======== SUPPLIED MATERIAL

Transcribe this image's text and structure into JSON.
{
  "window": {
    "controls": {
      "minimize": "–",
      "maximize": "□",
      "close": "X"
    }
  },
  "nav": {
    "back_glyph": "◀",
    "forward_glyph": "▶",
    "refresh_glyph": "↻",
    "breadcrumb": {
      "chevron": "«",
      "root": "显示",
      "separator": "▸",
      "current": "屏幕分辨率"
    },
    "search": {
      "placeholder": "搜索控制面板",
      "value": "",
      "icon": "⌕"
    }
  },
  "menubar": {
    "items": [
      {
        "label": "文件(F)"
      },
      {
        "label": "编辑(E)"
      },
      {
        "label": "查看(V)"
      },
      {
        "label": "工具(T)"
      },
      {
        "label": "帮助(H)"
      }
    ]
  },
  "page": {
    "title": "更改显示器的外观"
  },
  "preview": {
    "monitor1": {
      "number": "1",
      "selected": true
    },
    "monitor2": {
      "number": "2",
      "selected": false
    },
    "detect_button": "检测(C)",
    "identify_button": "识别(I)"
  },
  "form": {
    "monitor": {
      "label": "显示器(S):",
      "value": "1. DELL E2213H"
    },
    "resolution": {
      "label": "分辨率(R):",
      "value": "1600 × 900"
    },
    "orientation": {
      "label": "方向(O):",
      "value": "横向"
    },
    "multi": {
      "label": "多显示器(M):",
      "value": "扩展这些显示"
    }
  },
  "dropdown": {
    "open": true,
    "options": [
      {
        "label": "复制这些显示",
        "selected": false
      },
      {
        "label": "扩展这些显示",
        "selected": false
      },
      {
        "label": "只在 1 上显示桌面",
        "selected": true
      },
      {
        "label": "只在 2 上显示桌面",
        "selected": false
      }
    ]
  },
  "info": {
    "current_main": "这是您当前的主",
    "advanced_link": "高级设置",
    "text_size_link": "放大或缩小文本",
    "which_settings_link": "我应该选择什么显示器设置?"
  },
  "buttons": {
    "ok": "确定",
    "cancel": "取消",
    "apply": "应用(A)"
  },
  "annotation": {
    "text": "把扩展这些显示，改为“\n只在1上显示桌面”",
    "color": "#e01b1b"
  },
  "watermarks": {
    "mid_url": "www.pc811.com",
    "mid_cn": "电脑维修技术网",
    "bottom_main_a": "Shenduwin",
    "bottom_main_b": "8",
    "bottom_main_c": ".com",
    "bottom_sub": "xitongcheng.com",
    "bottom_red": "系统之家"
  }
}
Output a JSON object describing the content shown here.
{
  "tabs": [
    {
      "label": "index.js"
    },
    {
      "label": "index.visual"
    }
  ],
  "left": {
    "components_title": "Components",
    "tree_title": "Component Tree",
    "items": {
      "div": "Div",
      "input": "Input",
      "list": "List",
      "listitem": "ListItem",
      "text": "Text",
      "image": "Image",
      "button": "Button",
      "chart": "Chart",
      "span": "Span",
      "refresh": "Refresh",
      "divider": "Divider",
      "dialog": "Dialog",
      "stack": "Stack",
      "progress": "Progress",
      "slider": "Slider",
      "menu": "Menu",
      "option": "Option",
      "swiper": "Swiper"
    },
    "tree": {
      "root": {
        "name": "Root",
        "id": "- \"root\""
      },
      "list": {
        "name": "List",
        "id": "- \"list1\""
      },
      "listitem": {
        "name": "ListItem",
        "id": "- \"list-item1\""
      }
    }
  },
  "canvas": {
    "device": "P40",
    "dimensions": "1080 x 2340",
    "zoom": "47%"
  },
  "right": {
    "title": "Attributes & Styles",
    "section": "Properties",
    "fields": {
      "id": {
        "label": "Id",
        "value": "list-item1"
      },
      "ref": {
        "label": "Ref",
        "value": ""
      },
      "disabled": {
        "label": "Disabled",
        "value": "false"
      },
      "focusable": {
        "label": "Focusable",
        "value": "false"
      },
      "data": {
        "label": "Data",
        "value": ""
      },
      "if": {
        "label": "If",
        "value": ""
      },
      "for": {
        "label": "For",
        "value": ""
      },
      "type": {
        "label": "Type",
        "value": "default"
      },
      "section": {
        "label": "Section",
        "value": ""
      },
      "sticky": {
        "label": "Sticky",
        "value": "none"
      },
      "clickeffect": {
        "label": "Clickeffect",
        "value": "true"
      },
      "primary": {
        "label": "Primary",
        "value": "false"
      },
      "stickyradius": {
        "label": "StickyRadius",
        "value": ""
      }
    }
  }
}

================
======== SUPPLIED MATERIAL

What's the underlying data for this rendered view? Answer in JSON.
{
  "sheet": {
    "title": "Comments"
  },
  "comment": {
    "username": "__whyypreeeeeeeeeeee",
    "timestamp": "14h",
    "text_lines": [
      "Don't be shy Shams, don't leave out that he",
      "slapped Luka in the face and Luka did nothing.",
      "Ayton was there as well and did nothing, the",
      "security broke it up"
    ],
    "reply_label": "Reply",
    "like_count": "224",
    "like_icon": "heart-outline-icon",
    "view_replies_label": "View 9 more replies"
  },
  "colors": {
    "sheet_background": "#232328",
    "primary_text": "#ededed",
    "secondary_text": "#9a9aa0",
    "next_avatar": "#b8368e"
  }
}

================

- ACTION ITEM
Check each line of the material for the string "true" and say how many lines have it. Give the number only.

- TASK RESULT
4